When Resistance: Fall of Man burst on to the scene at the beginning of this console generation, it helped set the standard of what a first person shooter could look and feel like on the PlayStation 3. Over the last six years the franchise has grown to see three console releases, as well as a portable iteration on the PSP, and it continues to inspire fans and critics alike with its gorgeous graphics and compelling story. As if it's coming full circle, Resistance: Burning Skies is the first full-fledged FPS to be released on the dual analog stick driven PS Vita. Following in the tradition of its predecessors, Burning Skies is establishing just what this new portable platform can do for the genre.
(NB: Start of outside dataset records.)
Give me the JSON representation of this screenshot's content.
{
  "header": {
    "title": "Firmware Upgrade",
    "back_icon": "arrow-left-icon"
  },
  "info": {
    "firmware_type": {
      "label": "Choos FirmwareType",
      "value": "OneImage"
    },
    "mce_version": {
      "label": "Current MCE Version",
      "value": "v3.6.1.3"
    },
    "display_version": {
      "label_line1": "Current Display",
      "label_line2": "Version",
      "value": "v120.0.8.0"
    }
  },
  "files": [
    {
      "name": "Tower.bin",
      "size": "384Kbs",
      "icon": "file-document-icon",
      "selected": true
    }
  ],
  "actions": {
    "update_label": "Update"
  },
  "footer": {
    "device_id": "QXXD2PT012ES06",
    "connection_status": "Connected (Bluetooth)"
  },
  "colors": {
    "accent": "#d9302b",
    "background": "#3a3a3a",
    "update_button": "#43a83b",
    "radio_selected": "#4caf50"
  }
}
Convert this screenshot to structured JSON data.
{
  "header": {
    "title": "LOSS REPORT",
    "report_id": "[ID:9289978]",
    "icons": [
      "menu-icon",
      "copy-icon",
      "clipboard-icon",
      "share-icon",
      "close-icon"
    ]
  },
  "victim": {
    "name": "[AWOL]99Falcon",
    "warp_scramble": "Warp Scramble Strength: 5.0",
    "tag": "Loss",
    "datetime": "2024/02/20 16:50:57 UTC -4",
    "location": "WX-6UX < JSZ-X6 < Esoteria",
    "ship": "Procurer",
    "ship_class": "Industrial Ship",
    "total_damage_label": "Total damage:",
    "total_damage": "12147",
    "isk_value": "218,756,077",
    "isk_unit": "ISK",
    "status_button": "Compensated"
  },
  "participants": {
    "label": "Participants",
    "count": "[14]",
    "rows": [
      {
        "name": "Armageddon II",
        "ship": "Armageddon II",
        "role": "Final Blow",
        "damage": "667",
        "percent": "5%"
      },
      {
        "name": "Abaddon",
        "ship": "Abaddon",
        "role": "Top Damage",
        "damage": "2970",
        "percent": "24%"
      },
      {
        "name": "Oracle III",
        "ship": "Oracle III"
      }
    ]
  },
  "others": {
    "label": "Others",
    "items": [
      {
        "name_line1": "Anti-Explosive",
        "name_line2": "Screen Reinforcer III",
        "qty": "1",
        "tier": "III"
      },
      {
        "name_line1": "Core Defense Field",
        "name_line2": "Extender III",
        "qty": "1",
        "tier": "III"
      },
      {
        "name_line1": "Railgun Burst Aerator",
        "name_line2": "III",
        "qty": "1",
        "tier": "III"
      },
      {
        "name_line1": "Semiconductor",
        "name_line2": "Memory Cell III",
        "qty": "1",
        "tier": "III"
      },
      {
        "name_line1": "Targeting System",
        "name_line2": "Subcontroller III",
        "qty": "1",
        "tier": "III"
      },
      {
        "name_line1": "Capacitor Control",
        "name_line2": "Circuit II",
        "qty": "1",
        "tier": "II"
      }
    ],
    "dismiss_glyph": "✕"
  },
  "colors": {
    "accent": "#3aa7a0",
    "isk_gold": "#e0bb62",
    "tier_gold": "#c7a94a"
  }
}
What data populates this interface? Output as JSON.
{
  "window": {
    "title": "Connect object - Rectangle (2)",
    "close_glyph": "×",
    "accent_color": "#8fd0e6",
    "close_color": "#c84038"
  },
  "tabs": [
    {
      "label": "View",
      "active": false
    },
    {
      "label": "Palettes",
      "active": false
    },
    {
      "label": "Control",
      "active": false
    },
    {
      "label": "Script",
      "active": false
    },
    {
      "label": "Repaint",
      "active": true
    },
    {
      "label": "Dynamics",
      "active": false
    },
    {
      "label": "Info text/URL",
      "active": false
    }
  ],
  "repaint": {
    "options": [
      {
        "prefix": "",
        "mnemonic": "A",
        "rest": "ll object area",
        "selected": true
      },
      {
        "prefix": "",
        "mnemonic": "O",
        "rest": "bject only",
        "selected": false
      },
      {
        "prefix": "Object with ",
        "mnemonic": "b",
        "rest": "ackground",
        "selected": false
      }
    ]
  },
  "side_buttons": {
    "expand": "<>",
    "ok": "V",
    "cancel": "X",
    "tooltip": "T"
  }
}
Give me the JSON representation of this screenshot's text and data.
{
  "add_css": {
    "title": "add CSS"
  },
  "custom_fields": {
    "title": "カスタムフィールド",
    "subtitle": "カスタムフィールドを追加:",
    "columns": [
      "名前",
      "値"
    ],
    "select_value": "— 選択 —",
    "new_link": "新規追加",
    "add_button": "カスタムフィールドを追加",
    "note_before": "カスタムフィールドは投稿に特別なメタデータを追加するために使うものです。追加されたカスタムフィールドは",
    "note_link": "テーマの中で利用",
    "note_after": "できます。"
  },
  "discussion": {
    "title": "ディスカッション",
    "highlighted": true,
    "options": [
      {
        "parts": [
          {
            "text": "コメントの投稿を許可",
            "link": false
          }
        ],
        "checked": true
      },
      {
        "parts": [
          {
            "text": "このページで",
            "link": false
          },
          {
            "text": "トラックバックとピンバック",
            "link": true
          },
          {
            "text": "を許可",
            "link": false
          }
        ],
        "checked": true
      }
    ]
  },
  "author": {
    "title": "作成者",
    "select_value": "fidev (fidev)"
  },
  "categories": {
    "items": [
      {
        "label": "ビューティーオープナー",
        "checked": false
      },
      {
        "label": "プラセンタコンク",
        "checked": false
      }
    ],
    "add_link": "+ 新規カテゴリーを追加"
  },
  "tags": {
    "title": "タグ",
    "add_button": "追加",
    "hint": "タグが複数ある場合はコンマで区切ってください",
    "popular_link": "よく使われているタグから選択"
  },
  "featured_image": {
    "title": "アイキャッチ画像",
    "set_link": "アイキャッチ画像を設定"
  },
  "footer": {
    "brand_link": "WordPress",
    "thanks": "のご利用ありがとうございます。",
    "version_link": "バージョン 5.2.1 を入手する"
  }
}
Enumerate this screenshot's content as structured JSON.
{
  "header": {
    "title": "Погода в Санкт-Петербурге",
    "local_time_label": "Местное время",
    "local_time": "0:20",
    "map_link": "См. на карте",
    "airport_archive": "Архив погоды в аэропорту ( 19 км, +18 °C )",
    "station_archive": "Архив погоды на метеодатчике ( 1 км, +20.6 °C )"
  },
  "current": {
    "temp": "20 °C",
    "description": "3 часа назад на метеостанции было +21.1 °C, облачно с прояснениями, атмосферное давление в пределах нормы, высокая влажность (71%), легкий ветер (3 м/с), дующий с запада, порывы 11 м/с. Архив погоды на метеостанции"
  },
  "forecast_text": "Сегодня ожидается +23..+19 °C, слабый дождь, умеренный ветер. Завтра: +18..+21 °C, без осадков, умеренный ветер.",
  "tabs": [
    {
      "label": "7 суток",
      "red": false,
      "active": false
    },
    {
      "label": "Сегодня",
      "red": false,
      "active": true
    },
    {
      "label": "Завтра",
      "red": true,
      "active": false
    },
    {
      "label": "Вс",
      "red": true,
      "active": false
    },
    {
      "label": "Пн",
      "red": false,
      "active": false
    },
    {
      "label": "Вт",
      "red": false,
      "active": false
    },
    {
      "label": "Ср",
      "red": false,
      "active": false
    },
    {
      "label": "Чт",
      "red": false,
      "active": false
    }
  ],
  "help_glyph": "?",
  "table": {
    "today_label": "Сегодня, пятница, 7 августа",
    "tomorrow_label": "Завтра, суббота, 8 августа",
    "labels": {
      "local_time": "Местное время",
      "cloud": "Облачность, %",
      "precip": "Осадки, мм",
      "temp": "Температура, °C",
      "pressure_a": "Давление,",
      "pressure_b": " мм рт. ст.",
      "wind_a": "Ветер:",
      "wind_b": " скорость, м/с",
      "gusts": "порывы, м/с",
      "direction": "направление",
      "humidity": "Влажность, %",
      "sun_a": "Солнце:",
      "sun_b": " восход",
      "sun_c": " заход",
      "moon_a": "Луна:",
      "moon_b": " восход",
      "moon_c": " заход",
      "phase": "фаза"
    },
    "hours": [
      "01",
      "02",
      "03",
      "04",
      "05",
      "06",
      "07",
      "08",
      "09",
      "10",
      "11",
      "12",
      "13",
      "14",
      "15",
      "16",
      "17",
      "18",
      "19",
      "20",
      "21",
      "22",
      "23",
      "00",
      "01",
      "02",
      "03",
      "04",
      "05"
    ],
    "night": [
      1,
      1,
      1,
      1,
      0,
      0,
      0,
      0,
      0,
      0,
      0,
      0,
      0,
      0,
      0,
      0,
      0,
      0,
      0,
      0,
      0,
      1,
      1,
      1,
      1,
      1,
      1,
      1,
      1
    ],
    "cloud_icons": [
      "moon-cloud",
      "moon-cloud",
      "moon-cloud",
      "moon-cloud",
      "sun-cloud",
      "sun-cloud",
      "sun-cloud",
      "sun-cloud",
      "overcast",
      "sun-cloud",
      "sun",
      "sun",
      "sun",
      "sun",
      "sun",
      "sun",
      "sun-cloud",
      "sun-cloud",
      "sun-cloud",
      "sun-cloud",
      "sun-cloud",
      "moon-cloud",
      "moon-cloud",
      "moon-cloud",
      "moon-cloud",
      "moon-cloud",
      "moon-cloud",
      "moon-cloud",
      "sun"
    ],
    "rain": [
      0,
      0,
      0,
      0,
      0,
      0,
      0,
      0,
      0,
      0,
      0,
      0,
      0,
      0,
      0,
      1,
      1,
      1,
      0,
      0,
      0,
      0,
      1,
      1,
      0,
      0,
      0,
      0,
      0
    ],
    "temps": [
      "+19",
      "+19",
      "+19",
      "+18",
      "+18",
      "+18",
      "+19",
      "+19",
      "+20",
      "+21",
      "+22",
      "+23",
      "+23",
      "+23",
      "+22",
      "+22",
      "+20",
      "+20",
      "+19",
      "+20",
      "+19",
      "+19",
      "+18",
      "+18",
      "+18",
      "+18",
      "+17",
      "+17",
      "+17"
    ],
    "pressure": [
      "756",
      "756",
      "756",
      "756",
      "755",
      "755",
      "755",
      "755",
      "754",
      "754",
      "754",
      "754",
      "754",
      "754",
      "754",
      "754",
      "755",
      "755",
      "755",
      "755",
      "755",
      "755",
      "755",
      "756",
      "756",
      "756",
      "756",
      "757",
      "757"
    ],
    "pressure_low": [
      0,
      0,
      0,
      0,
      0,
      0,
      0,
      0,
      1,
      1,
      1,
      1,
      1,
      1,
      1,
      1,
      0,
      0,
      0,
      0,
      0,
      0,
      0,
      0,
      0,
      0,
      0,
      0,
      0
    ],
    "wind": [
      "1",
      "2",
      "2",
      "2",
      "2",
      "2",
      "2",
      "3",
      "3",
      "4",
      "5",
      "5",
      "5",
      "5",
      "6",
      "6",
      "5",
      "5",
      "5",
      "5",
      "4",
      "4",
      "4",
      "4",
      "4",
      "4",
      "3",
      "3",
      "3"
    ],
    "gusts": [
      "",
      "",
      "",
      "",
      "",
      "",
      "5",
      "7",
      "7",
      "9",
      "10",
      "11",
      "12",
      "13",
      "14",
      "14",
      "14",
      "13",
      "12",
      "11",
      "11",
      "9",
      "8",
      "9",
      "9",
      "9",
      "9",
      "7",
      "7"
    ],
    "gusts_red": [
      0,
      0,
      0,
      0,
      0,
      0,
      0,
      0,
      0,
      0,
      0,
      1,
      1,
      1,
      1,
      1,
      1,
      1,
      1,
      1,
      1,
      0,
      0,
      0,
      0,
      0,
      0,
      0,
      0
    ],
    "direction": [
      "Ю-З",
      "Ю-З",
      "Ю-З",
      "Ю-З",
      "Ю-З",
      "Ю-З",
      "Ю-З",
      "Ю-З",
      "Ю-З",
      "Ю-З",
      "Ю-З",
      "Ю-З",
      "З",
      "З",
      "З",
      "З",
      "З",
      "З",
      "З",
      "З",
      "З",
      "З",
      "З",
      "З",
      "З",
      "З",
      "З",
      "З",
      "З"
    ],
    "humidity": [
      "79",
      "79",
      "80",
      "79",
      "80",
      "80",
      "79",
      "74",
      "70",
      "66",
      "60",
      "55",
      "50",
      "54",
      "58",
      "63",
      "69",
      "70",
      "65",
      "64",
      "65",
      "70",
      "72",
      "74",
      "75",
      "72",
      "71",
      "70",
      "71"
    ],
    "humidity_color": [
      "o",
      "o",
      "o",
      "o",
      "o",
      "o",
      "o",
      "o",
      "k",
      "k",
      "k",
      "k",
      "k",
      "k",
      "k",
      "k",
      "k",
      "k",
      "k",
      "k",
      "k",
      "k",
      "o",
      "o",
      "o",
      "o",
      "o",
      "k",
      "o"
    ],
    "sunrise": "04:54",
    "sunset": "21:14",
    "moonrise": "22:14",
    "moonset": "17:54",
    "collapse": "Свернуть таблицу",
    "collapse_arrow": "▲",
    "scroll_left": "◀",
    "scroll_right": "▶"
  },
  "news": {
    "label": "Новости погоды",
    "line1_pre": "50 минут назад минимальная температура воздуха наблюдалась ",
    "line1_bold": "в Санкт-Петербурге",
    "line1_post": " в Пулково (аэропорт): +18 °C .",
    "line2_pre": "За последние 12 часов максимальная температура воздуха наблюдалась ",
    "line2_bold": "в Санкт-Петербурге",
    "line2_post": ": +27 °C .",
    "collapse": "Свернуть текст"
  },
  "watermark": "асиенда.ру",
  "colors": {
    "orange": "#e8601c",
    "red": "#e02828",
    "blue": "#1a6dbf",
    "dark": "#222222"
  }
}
Burning Skies breaks away from the storyline of the three console games, and takes place in August of 1951, as the east coast of the United States has begun to be invaded by the Chimera. Players step into the boots of firefighter Tom Riley as he tries to help keep the aliens from taking the U.S., as well as find his wife and daughter. For fans of the series, it's a great way to build out the franchise's fiction, and get a up close look at the events of the invasion of New York that otherwise might have been overlooked by the other Resistance games.
Marking the first time that dual analog control has ever been available for an FPS on a portable device, Burning Skies takes advantage of every possible button to help recreate the experience of a console shooter on the go. The controls should instantly feel familiar for anyone that has spent any time with a modern shooter, with a couple of slight exceptions. While you won't be fighting with the controls to aim or move, most players will have the tendency to want to click in the left analog to run, and unfortunately that's just not possible on the Vita – instead this is mapped to the down button on the d-pad. Additionally, the game's developers, Nihilistic Software, took full advantage of the touchscreen, mapping secondary functionality for all of the weapons to the screen, as well as the options to use it for melee attacks and grenades. Sure, it takes a couple missions to get used to, but ultimately players will adjust, and find themselves forming new habits on how to play.
On the graphics front, Burning Skies holds the same ground with any other Vita title. It's not quite PS3 level, but it's better than anything that you would have played on your PS2. The environments are acceptably detailed and the enemies are swift on their feet, and ferocious looking up close. For anyone that has come to expect the utmost best graphics a system can provide (particularly early on in a system's life), Burning Skies delivers, and Resistance fans won't be disappointed.
One of the other things that helps complete the Burning Skies package is the inclusion of multiplayer. The game features three different modes (Deathmatch, Team Deathmatch and Survival) on six different maps, with a maximum of eight players at a time (4 vs. 4) over Wifi. Included as well is the obligatory leveling up, load out options, and unlockables that come along with a modern online shooter. It's really as straight forward as possible, but it offers a nice option for anyone that's looking to get in their multiplayer fix on the go.
Overall, Resistance: Burning Skies is a standout in the Vita's library for so many different reasons. It's the first true FPS. It's the first true portable eight-person multiplayer shooter. It's a new entry into a franchise that fans truly love. Most PS Vita owners will likely agree that one of the reasons they own the device is to compliment their PS3. That being said, it would be an utter misstep to not add Resistance: Burning Skies to your library. You already know you're going to like it; fortunately, it's actually a good game to boot. The best part is, since it has its own independent story, you can enjoy it whether or not you've played the other games or not making it the ideal game for any Vita owner... well, any Vita owner that likes shooting aliens.